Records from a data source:
-.-.-

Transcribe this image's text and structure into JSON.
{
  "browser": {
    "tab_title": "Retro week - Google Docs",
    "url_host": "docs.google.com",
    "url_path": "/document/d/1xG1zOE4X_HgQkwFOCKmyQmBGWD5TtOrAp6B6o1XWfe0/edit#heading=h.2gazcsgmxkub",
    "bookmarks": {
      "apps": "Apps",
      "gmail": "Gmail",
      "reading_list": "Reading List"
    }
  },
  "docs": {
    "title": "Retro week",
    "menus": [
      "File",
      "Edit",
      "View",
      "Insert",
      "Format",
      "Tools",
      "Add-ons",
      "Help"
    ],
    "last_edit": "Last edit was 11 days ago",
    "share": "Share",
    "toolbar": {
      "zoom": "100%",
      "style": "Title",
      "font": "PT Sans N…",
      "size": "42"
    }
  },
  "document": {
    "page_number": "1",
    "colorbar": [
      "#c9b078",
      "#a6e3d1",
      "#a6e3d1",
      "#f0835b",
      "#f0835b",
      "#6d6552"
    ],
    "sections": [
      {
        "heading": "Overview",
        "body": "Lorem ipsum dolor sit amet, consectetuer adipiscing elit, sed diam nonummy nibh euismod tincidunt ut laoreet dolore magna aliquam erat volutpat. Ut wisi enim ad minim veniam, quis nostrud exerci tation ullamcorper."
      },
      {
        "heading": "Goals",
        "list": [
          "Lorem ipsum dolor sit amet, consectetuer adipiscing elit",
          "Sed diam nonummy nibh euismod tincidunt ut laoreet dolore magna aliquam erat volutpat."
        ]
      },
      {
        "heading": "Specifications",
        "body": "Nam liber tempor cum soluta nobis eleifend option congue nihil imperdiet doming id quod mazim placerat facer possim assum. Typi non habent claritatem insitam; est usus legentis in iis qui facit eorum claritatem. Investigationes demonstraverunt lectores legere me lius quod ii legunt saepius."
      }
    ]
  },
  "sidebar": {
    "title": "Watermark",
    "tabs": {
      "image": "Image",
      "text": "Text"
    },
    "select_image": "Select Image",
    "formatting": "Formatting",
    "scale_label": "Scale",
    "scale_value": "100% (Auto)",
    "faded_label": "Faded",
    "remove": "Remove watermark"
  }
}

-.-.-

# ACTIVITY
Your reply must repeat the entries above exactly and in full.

# EXPECTED OUTPUT
Transcribe this image's text and structure into JSON.
{
  "browser": {
    "tab_title": "Retro week - Google Docs",
    "url_host": "docs.google.com",
    "url_path": "/document/d/1xG1zOE4X_HgQkwFOCKmyQmBGWD5TtOrAp6B6o1XWfe0/edit#heading=h.2gazcsgmxkub",
    "bookmarks": {
      "apps": "Apps",
      "gmail": "Gmail",
      "reading_list": "Reading List"
    }
  },
  "docs": {
    "title": "Retro week",
    "menus": [
      "File",
      "Edit",
      "View",
      "Insert",
      "Format",
      "Tools",
      "Add-ons",
      "Help"
    ],
    "last_edit": "Last edit was 11 days ago",
    "share": "Share",
    "toolbar": {
      "zoom": "100%",
      "style": "Title",
      "font": "PT Sans N…",
      "size": "42"
    }
  },
  "document": {
    "page_number": "1",
    "colorbar": [
      "#c9b078",
      "#a6e3d1",
      "#a6e3d1",
      "#f0835b",
      "#f0835b",
      "#6d6552"
    ],
    "sections": [
      {
        "heading": "Overview",
        "body": "Lorem ipsum dolor sit amet, consectetuer adipiscing elit, sed diam nonummy nibh euismod tincidunt ut laoreet dolore magna aliquam erat volutpat. Ut wisi enim ad minim veniam, quis nostrud exerci tation ullamcorper."
      },
      {
        "heading": "Goals",
        "list": [
          "Lorem ipsum dolor sit amet, consectetuer adipiscing elit",
          "Sed diam nonummy nibh euismod tincidunt ut laoreet dolore magna aliquam erat volutpat."
        ]
      },
      {
        "heading": "Specifications",
        "body": "Nam liber tempor cum soluta nobis eleifend option congue nihil imperdiet doming id quod mazim placerat facer possim assum. Typi non habent claritatem insitam; est usus legentis in iis qui facit eorum claritatem. Investigationes demonstraverunt lectores legere me lius quod ii legunt saepius."
      }
    ]
  },
  "sidebar": {
    "title": "Watermark",
    "tabs": {
      "image": "Image",
      "text": "Text"
    },
    "select_image": "Select Image",
    "formatting": "Formatting",
    "scale_label": "Scale",
    "scale_value": "100% (Auto)",
    "faded_label": "Faded",
    "remove": "Remove watermark"
  }
}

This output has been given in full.